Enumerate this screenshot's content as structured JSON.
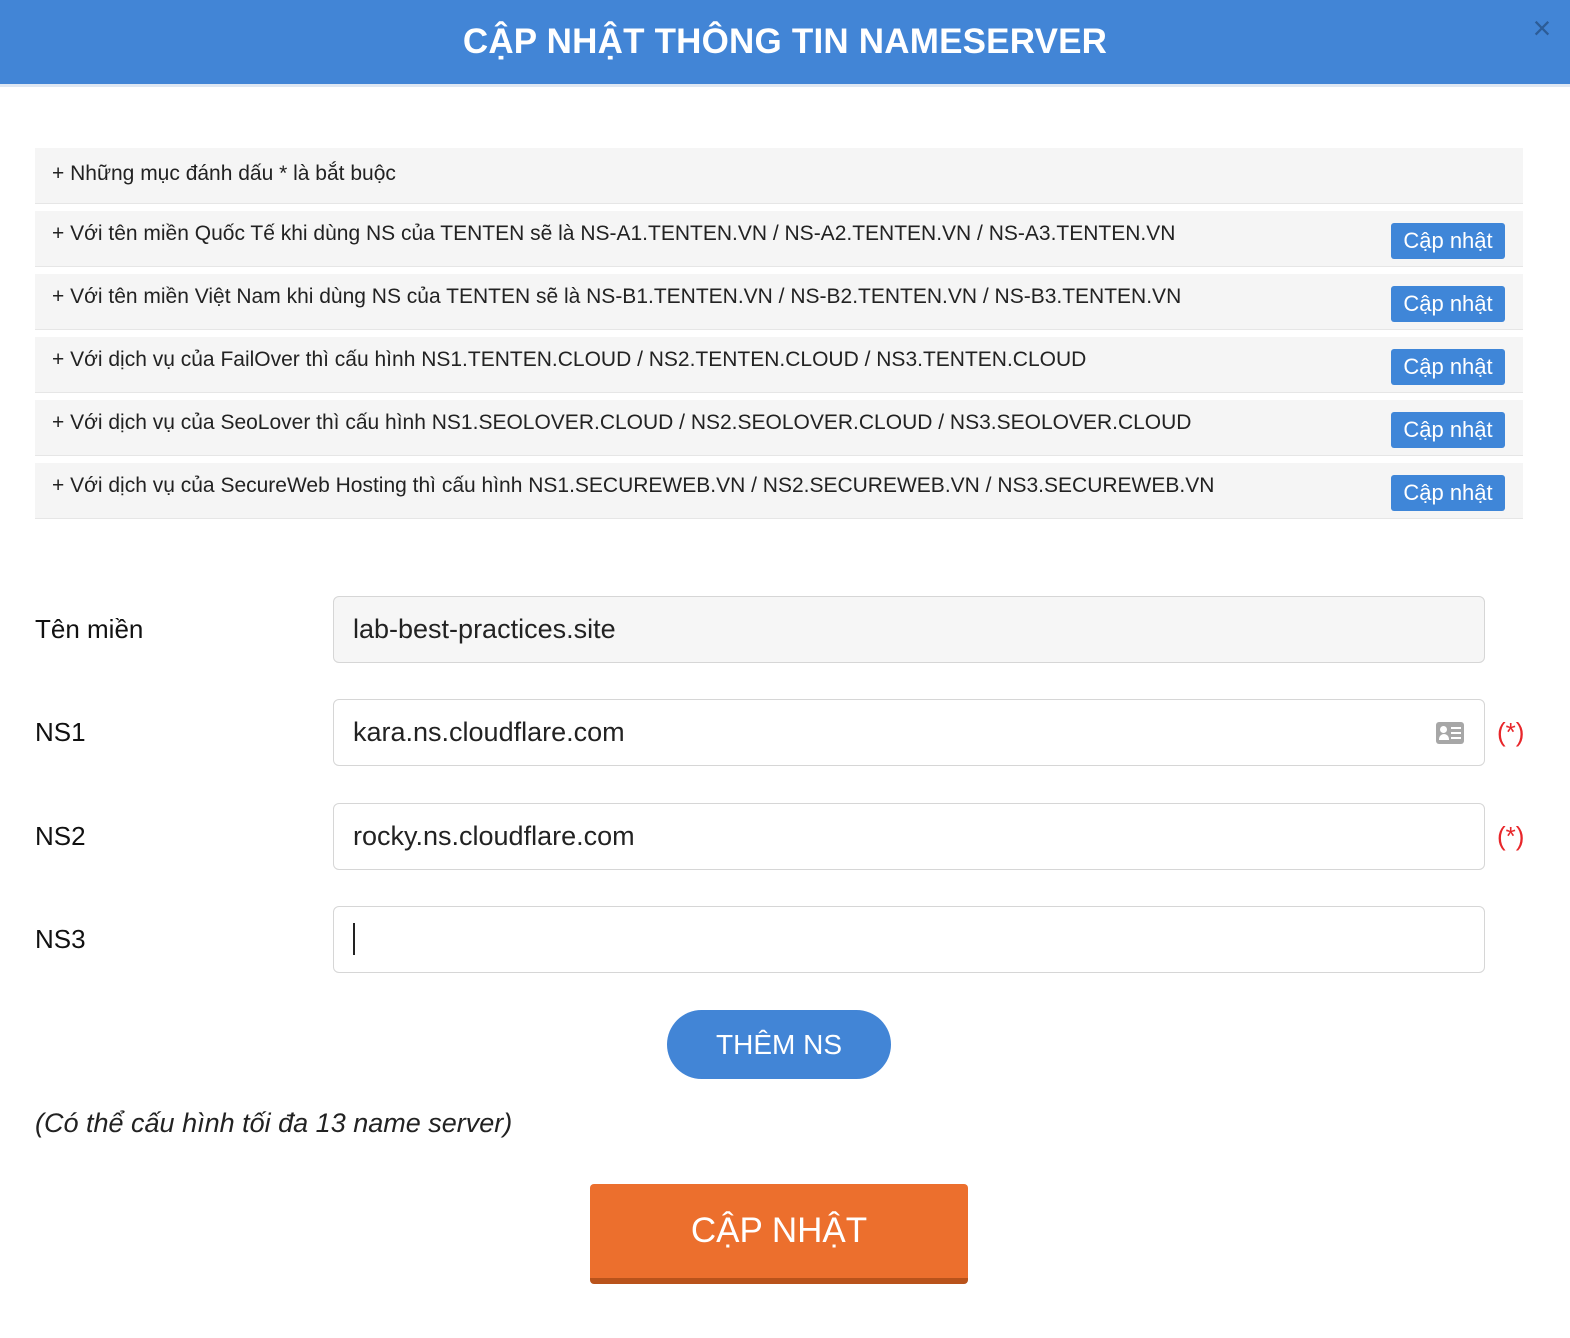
{
  "header": {
    "title": "CẬP NHẬT THÔNG TIN NAMESERVER",
    "close_symbol": "×"
  },
  "notes": [
    {
      "text": "+ Những mục đánh dấu * là bắt buộc"
    },
    {
      "text": "+ Với tên miền Quốc Tế khi dùng NS của TENTEN sẽ là NS-A1.TENTEN.VN / NS-A2.TENTEN.VN / NS-A3.TENTEN.VN",
      "button": "Cập nhật"
    },
    {
      "text": "+ Với tên miền Việt Nam khi dùng NS của TENTEN sẽ là NS-B1.TENTEN.VN / NS-B2.TENTEN.VN / NS-B3.TENTEN.VN",
      "button": "Cập nhật"
    },
    {
      "text": "+ Với dịch vụ của FailOver thì cấu hình NS1.TENTEN.CLOUD / NS2.TENTEN.CLOUD / NS3.TENTEN.CLOUD",
      "button": "Cập nhật"
    },
    {
      "text": "+ Với dịch vụ của SeoLover thì cấu hình NS1.SEOLOVER.CLOUD / NS2.SEOLOVER.CLOUD / NS3.SEOLOVER.CLOUD",
      "button": "Cập nhật"
    },
    {
      "text": "+ Với dịch vụ của SecureWeb Hosting thì cấu hình NS1.SECUREWEB.VN / NS2.SECUREWEB.VN / NS3.SECUREWEB.VN",
      "button": "Cập nhật"
    }
  ],
  "form": {
    "domain": {
      "label": "Tên miền",
      "value": "lab-best-practices.site"
    },
    "ns1": {
      "label": "NS1",
      "value": "kara.ns.cloudflare.com",
      "required": "(*)"
    },
    "ns2": {
      "label": "NS2",
      "value": "rocky.ns.cloudflare.com",
      "required": "(*)"
    },
    "ns3": {
      "label": "NS3",
      "value": ""
    }
  },
  "add_ns_button": "THÊM NS",
  "max_note": "(Có thể cấu hình tối đa 13 name server)",
  "submit_button": "CẬP NHẬT",
  "icons": {
    "close": "close-icon",
    "contact_card": "contact-card-icon"
  },
  "colors": {
    "header": "#4285d6",
    "submit": "#ec6f2d",
    "required": "#e8262a"
  }
}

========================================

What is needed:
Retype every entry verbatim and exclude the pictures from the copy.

Task output:
Enumerate this screenshot's content as structured JSON.
{
  "header": {
    "title": "CẬP NHẬT THÔNG TIN NAMESERVER",
    "close_symbol": "×"
  },
  "notes": [
    {
      "text": "+ Những mục đánh dấu * là bắt buộc"
    },
    {
      "text": "+ Với tên miền Quốc Tế khi dùng NS của TENTEN sẽ là NS-A1.TENTEN.VN / NS-A2.TENTEN.VN / NS-A3.TENTEN.VN",
      "button": "Cập nhật"
    },
    {
      "text": "+ Với tên miền Việt Nam khi dùng NS của TENTEN sẽ là NS-B1.TENTEN.VN / NS-B2.TENTEN.VN / NS-B3.TENTEN.VN",
      "button": "Cập nhật"
    },
    {
      "text": "+ Với dịch vụ của FailOver thì cấu hình NS1.TENTEN.CLOUD / NS2.TENTEN.CLOUD / NS3.TENTEN.CLOUD",
      "button": "Cập nhật"
    },
    {
      "text": "+ Với dịch vụ của SeoLover thì cấu hình NS1.SEOLOVER.CLOUD / NS2.SEOLOVER.CLOUD / NS3.SEOLOVER.CLOUD",
      "button": "Cập nhật"
    },
    {
      "text": "+ Với dịch vụ của SecureWeb Hosting thì cấu hình NS1.SECUREWEB.VN / NS2.SECUREWEB.VN / NS3.SECUREWEB.VN",
      "button": "Cập nhật"
    }
  ],
  "form": {
    "domain": {
      "label": "Tên miền",
      "value": "lab-best-practices.site"
    },
    "ns1": {
      "label": "NS1",
      "value": "kara.ns.cloudflare.com",
      "required": "(*)"
    },
    "ns2": {
      "label": "NS2",
      "value": "rocky.ns.cloudflare.com",
      "required": "(*)"
    },
    "ns3": {
      "label": "NS3",
      "value": ""
    }
  },
  "add_ns_button": "THÊM NS",
  "max_note": "(Có thể cấu hình tối đa 13 name server)",
  "submit_button": "CẬP NHẬT",
  "icons": {
    "close": "close-icon",
    "contact_card": "contact-card-icon"
  },
  "colors": {
    "header": "#4285d6",
    "submit": "#ec6f2d",
    "required": "#e8262a"
  }
}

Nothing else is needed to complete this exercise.